▶ Exercise description:
Give only the number of lines in the following entries where "Afiliado" appears.

Input data below:

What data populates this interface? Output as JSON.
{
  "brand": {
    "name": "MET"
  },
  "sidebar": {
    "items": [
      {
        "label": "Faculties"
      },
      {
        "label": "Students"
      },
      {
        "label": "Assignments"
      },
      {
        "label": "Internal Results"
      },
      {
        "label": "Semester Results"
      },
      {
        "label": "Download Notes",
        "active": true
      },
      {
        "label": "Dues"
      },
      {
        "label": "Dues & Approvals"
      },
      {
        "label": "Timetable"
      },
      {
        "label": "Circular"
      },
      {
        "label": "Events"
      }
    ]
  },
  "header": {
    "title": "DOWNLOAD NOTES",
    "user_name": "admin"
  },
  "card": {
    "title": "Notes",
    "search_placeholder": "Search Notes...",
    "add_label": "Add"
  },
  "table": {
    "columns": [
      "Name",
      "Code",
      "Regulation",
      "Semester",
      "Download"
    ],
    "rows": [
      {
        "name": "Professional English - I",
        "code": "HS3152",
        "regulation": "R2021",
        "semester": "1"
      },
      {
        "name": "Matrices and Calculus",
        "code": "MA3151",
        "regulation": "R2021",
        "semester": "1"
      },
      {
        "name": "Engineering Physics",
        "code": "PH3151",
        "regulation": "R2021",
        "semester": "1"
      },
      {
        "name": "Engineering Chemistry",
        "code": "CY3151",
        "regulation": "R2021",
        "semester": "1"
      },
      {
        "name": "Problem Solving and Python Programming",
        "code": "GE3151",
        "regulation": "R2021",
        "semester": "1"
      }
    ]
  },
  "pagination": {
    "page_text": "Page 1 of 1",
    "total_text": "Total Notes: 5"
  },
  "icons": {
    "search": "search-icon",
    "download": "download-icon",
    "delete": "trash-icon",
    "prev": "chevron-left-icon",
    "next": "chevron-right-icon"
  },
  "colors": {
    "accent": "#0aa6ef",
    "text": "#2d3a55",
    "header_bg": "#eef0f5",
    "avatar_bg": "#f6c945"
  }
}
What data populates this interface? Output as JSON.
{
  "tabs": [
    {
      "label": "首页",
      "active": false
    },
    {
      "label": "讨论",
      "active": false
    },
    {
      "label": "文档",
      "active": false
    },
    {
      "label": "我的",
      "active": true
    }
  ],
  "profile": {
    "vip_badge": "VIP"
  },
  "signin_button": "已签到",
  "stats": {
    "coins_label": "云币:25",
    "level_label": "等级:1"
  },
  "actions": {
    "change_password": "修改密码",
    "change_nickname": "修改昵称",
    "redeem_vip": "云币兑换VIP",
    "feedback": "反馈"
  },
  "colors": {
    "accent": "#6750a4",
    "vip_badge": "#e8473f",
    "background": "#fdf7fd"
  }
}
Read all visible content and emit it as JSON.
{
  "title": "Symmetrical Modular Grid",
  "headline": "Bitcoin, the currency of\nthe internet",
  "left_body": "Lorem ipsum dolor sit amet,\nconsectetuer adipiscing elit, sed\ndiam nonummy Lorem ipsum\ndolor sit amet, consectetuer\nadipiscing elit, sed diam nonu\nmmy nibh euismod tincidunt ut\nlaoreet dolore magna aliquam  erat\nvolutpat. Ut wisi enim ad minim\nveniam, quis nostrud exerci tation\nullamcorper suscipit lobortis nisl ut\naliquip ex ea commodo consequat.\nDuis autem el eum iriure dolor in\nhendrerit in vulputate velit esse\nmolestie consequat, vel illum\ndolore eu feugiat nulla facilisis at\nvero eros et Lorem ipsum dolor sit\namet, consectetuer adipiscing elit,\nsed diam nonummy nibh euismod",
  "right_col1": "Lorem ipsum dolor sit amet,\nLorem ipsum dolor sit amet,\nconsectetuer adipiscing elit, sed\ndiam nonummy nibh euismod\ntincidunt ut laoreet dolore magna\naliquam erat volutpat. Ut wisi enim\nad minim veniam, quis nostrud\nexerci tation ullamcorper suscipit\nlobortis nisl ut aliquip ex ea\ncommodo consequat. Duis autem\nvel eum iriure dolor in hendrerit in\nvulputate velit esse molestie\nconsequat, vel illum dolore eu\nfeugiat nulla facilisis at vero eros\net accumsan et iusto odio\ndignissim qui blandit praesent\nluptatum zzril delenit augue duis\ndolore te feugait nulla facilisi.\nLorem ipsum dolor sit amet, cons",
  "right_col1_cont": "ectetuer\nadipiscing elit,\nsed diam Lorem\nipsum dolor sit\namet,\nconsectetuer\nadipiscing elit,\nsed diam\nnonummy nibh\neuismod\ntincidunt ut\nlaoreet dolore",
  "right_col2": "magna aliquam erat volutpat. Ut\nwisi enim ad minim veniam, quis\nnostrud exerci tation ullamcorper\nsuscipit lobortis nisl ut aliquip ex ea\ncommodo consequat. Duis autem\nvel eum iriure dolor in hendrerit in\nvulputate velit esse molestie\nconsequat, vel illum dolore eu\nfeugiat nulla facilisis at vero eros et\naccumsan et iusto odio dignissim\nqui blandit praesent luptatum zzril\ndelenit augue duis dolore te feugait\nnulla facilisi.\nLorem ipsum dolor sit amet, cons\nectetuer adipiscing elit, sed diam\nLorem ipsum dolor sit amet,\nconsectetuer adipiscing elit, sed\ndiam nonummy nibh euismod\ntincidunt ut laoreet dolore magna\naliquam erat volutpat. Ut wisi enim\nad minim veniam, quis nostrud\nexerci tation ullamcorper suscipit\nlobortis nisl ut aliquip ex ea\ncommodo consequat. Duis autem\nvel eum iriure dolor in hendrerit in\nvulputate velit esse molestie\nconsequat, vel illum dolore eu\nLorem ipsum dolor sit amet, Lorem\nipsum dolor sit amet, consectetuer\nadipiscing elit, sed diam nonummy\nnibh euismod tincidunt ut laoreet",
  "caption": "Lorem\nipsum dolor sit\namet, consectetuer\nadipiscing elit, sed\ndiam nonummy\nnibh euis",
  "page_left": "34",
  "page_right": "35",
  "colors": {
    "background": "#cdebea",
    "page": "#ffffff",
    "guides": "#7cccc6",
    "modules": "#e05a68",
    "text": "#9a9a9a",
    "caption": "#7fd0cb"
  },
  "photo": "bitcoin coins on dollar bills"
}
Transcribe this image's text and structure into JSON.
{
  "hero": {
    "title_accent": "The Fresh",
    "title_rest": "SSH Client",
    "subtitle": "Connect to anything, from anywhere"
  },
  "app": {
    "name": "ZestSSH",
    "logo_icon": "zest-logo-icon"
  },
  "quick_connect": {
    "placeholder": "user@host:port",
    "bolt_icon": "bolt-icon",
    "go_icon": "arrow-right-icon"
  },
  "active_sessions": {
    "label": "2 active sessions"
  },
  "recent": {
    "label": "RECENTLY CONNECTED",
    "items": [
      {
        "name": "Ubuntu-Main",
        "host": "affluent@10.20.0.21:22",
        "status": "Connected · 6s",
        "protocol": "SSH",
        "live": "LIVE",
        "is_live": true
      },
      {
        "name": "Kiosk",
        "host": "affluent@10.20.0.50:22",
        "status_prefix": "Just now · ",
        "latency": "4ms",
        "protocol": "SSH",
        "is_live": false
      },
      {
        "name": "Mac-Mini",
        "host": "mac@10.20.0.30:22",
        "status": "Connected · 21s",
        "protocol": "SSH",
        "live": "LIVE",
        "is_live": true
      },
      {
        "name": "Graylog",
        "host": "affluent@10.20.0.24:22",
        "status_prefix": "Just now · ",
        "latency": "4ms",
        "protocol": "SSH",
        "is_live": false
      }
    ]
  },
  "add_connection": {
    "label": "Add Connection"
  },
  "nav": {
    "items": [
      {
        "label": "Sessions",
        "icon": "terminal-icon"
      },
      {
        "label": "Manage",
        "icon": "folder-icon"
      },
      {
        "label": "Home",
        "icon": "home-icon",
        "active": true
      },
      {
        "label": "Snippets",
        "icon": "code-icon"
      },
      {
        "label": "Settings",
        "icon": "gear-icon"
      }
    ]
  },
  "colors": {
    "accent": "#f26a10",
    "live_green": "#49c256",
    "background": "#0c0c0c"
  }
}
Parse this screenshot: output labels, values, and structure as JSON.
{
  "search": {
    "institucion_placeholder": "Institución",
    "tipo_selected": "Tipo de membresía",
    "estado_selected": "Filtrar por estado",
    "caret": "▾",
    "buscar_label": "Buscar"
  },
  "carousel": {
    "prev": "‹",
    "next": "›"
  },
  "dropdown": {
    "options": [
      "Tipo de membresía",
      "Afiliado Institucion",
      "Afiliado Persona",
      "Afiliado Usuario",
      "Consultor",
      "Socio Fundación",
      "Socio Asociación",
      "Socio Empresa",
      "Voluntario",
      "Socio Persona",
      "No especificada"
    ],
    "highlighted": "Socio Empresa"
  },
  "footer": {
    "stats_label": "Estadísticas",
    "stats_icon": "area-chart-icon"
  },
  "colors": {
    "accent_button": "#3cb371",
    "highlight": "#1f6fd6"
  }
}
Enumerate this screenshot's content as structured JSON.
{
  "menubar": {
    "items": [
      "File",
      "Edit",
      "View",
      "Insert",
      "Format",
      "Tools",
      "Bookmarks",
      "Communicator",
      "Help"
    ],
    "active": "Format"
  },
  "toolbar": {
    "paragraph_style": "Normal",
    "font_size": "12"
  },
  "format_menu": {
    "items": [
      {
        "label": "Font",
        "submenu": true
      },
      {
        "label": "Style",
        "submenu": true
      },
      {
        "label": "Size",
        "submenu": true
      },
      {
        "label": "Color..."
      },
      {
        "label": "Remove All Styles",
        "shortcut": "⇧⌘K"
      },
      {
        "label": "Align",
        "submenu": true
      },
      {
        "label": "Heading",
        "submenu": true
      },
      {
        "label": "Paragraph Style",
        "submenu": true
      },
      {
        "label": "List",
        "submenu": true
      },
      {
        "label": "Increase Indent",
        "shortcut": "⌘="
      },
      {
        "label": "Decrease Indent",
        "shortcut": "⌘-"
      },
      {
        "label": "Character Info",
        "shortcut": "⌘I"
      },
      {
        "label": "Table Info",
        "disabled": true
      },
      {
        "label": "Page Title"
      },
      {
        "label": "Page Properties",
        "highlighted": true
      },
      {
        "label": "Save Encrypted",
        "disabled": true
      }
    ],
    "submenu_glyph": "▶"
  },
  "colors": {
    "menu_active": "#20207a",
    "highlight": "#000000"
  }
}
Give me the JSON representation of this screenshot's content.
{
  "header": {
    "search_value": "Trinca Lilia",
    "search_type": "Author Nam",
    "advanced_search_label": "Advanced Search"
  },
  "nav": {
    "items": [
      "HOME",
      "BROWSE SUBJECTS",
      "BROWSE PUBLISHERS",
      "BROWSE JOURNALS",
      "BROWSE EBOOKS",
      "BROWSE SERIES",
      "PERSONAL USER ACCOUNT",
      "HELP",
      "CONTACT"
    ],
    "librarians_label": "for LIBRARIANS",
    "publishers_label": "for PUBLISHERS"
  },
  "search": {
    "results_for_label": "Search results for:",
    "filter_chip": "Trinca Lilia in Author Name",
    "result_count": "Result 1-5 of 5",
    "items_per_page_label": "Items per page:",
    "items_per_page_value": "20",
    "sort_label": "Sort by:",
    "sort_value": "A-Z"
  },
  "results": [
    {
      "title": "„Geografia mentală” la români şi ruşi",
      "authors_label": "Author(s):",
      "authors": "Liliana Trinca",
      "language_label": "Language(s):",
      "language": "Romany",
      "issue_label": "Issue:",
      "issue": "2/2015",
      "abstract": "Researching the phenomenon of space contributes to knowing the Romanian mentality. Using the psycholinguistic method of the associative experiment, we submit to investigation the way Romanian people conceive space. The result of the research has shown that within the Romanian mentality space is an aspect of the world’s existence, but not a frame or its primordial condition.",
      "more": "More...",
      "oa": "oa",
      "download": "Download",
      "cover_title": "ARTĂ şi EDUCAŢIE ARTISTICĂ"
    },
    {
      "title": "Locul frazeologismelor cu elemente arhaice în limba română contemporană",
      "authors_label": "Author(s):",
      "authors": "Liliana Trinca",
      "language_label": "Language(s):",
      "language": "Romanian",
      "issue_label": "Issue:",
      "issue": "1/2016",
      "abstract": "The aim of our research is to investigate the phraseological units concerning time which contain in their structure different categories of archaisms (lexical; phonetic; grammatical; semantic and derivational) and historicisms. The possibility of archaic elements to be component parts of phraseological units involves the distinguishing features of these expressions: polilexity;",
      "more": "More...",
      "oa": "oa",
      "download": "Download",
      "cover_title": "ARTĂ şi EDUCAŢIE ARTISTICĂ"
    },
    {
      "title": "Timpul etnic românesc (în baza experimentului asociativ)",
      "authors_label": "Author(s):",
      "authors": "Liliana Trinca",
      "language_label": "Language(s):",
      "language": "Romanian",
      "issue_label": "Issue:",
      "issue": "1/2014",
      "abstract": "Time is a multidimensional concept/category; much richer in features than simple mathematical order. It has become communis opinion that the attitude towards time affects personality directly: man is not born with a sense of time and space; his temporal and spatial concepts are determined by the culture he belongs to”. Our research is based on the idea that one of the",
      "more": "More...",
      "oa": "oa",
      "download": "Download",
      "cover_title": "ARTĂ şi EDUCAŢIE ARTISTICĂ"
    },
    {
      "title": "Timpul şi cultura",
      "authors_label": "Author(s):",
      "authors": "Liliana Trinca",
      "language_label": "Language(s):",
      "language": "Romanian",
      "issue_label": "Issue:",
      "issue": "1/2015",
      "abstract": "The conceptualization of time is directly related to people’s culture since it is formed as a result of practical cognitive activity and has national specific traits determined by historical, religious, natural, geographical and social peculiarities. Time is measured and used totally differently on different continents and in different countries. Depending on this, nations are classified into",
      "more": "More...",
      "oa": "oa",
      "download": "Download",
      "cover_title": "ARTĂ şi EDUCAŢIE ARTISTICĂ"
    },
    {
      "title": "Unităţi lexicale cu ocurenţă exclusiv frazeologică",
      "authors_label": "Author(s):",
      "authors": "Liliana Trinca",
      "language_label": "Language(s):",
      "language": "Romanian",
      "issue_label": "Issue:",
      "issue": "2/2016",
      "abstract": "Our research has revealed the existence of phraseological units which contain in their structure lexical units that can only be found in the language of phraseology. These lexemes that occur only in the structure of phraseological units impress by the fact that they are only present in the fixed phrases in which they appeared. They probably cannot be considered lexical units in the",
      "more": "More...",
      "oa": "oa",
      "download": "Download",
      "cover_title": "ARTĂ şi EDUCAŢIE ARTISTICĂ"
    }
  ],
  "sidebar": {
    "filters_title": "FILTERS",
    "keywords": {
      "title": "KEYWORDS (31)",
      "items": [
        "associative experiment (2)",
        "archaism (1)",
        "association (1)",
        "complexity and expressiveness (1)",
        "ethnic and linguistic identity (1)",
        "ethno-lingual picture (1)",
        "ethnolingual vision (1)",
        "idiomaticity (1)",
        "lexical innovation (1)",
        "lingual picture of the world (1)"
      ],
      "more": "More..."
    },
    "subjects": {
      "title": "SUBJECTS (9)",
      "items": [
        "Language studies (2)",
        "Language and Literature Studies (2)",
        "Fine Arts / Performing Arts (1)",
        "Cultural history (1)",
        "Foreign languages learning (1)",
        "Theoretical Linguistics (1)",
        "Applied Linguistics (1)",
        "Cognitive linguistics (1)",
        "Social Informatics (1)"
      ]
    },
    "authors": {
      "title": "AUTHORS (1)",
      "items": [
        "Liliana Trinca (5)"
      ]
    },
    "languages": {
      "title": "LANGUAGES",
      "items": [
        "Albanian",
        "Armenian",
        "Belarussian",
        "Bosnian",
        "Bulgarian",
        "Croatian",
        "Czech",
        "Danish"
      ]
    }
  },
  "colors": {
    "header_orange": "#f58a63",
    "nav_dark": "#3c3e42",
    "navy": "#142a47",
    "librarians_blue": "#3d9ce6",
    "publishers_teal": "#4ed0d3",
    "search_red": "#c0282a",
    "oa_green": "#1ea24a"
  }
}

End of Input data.

▶ Answer area:
3